WORK INSTRUCTION:
Take from the material every line that contains the word "планируется".

SOURCE RECORDS:
• • • •

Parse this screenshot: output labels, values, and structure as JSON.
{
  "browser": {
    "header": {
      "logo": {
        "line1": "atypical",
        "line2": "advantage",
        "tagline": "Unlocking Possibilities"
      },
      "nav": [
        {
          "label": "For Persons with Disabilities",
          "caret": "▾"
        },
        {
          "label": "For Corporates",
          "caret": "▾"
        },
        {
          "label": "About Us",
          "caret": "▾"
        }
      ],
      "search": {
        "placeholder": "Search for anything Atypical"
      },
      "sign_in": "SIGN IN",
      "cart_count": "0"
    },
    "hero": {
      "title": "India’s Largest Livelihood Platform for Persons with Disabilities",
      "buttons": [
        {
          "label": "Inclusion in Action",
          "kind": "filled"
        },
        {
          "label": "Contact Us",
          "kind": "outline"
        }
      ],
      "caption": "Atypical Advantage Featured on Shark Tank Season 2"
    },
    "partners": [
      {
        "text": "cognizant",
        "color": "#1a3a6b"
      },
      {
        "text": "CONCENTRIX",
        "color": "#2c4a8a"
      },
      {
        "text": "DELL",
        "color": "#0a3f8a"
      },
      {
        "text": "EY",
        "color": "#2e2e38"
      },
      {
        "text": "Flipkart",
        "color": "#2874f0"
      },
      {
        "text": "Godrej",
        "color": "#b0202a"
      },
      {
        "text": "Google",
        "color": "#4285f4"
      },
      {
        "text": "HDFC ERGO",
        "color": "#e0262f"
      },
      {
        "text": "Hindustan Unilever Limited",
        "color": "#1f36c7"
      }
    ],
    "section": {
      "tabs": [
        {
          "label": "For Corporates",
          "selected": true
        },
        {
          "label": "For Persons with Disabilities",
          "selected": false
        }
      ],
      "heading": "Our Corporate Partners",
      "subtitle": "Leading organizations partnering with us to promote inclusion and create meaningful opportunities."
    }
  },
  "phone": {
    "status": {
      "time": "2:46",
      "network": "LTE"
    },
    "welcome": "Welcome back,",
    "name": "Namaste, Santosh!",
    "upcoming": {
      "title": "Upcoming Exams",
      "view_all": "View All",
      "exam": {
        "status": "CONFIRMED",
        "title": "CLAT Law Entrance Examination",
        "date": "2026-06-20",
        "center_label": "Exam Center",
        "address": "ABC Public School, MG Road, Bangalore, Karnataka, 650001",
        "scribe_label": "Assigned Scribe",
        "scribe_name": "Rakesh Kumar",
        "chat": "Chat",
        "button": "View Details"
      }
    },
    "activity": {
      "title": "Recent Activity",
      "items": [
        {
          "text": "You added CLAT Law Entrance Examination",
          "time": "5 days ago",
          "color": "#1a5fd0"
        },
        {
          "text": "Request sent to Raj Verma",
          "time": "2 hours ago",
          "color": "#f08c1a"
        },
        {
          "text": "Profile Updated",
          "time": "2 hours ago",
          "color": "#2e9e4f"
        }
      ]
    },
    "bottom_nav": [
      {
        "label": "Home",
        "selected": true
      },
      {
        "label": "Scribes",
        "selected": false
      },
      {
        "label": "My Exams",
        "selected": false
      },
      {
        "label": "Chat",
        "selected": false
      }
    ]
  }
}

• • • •

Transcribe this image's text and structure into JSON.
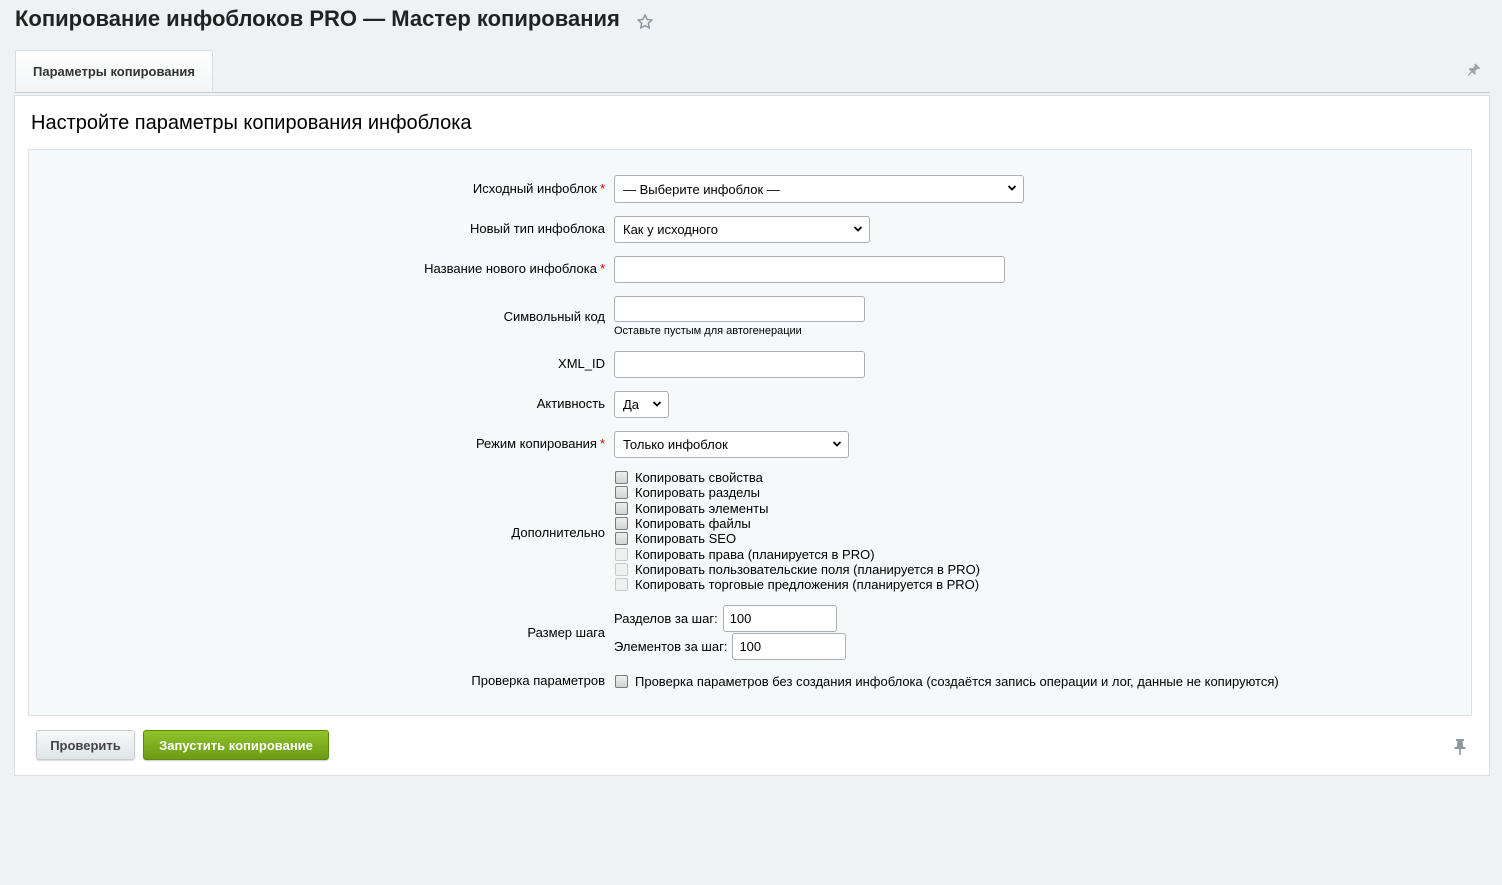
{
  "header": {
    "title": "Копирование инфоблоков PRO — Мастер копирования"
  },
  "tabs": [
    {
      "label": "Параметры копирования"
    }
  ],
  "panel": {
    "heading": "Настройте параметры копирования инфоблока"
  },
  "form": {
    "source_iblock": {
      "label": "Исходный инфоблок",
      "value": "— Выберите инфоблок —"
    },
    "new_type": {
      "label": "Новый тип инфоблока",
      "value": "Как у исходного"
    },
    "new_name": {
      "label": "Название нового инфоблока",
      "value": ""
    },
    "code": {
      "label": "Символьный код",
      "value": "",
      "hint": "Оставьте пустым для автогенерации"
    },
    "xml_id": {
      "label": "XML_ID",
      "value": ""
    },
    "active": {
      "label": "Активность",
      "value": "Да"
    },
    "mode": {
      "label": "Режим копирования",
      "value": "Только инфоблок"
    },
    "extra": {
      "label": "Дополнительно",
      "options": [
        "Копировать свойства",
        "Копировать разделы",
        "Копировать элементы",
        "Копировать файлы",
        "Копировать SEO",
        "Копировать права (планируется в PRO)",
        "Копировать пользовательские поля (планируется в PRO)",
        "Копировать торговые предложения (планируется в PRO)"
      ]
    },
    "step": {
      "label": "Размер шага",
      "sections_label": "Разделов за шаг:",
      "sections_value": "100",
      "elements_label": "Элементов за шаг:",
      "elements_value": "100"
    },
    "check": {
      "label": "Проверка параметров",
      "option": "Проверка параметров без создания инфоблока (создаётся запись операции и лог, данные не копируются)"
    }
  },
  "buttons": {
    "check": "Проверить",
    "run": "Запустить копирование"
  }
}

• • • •

TASK SOLUTION:
        "Копировать права (планируется в PRO)",
        "Копировать пользовательские поля (планируется в PRO)",
        "Копировать торговые предложения (планируется в PRO)"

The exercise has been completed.